╭──
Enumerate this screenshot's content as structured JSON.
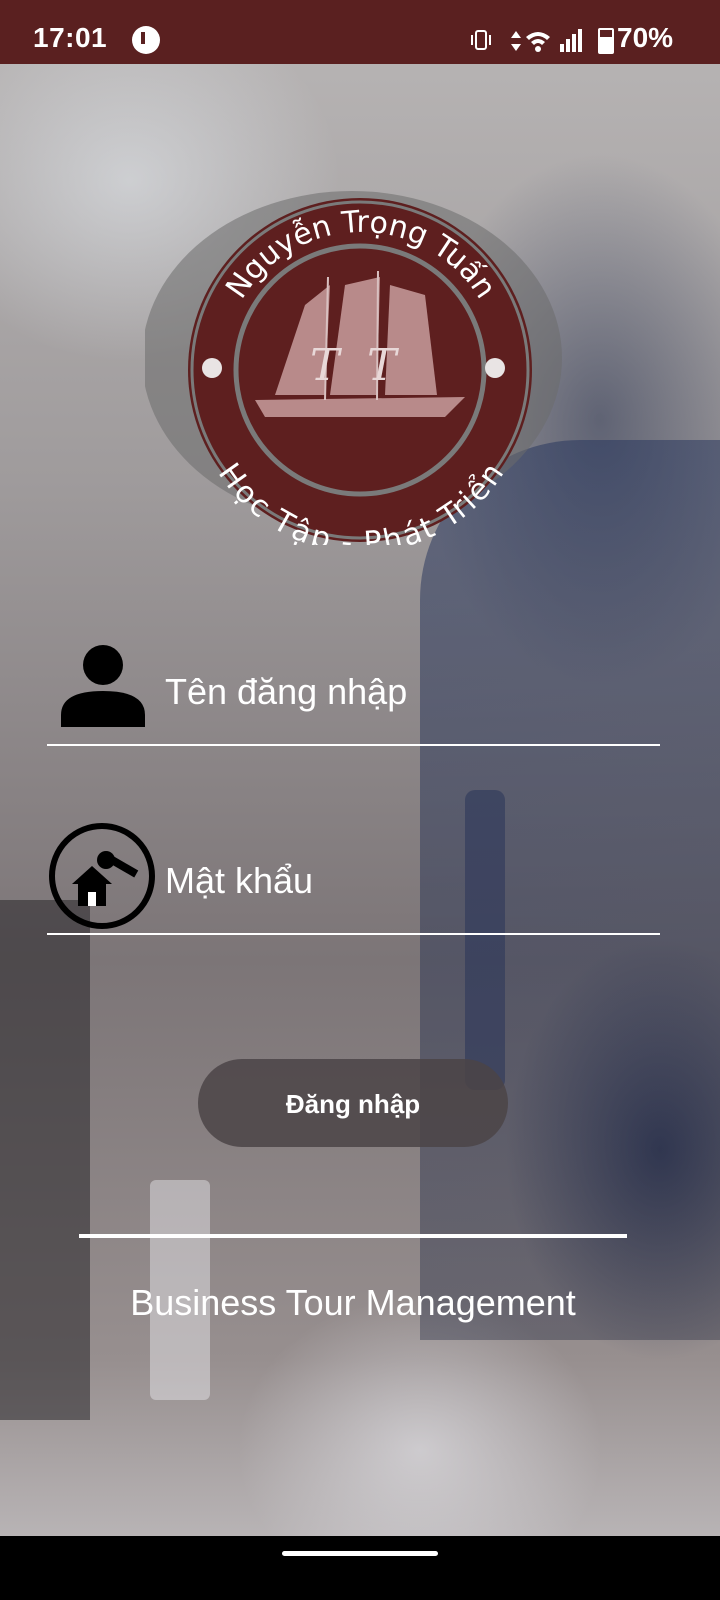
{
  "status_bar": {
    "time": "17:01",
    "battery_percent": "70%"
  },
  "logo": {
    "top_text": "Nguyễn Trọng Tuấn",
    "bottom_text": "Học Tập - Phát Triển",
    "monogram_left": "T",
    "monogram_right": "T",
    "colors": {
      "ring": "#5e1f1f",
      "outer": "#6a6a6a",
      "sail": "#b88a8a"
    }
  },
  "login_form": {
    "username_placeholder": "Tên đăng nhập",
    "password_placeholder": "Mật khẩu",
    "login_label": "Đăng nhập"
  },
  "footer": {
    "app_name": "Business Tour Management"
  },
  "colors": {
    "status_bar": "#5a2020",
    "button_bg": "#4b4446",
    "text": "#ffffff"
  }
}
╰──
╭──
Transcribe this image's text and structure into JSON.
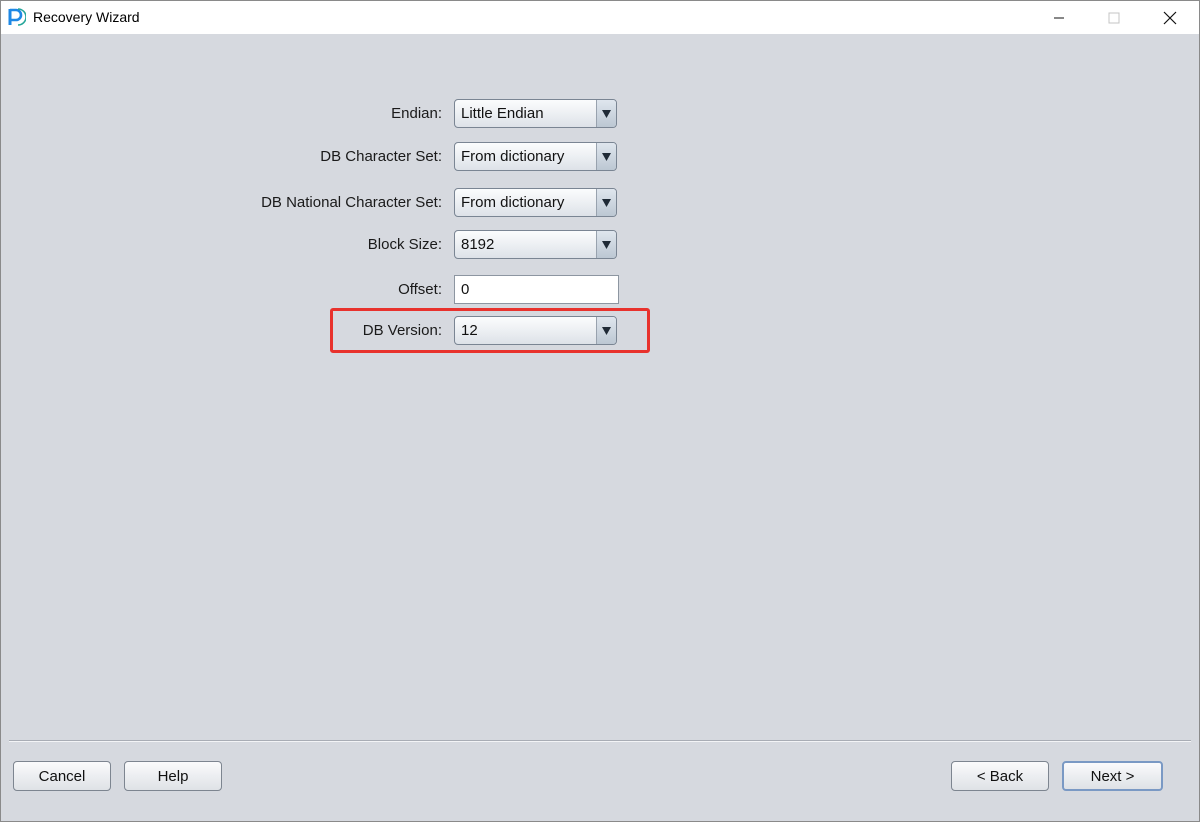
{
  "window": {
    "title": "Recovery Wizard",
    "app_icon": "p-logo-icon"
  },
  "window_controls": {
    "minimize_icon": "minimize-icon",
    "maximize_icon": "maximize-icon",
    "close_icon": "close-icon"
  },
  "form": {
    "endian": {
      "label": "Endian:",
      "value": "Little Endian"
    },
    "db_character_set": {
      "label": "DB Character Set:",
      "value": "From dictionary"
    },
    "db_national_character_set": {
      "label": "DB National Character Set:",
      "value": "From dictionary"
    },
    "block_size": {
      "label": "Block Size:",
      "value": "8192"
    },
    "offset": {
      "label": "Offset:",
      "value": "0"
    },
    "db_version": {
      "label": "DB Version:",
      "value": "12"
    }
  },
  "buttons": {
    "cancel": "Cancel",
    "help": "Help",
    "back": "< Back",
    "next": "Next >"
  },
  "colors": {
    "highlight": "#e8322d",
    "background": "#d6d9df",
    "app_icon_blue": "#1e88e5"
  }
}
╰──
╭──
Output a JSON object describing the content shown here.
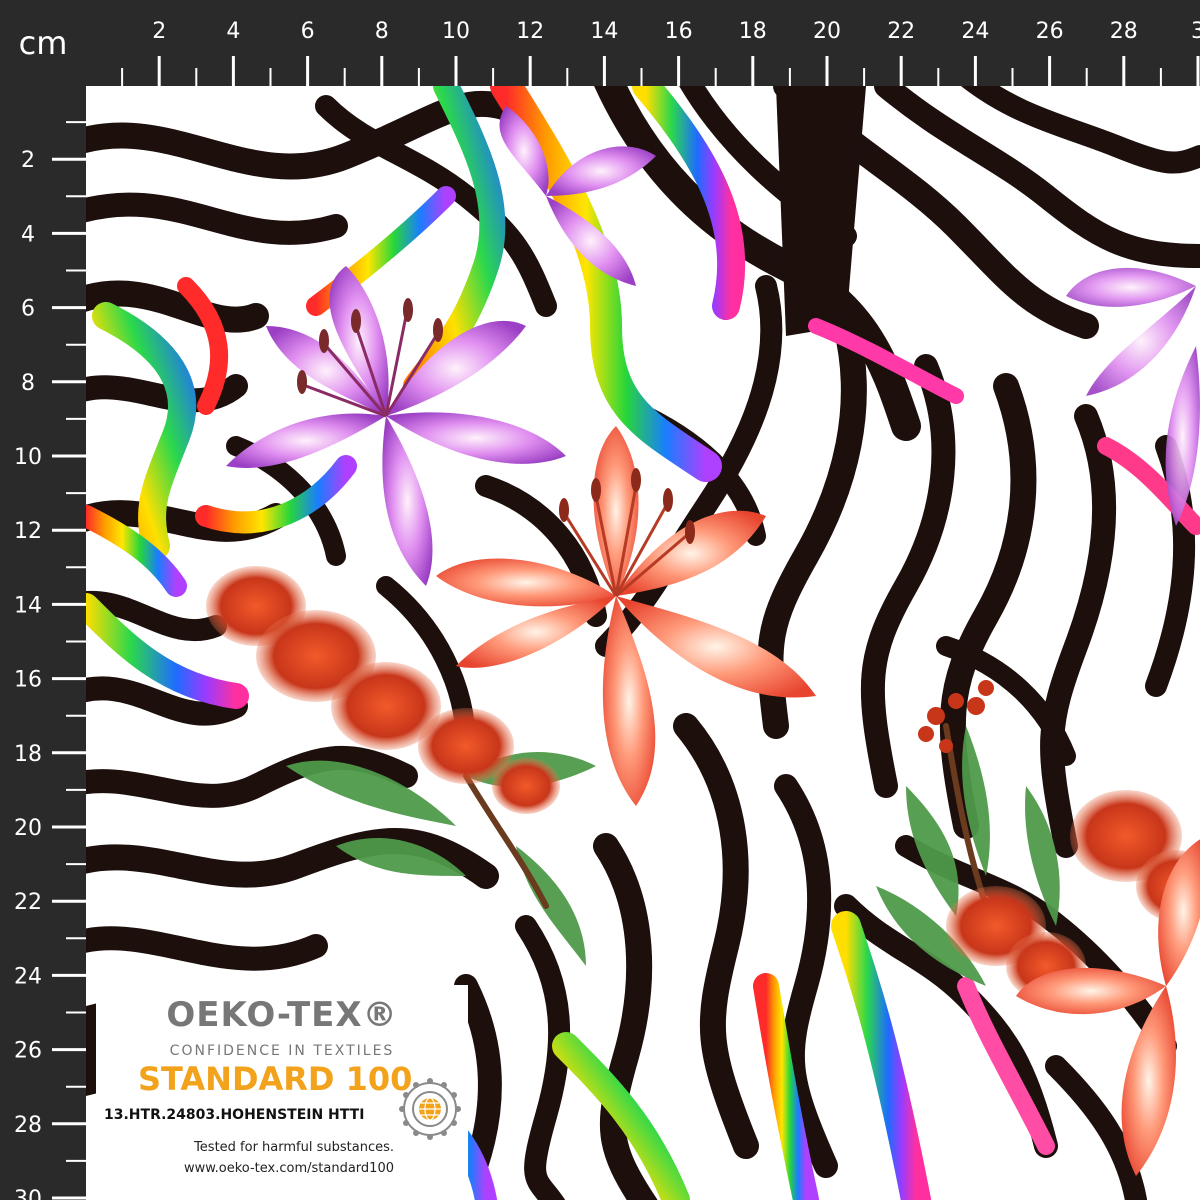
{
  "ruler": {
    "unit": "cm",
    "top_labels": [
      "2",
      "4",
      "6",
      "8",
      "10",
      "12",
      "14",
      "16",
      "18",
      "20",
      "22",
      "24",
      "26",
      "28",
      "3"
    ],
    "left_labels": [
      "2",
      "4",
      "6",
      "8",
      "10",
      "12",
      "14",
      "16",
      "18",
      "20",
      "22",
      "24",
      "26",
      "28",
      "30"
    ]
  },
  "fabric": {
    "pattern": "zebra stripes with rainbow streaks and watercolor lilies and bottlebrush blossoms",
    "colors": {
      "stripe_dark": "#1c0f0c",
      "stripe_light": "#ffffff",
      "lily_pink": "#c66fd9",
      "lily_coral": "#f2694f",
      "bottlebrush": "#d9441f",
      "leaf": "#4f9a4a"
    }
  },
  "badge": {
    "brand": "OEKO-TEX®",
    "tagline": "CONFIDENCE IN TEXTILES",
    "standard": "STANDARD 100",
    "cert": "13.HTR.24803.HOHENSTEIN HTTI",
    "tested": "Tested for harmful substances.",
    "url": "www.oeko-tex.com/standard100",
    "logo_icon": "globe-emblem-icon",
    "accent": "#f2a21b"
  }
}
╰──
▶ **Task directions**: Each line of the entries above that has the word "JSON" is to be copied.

▶ **Problem solution**:
Enumerate this screenshot's content as structured JSON.
Transcribe this image's text and structure into JSON.
Output a JSON object describing the content shown here.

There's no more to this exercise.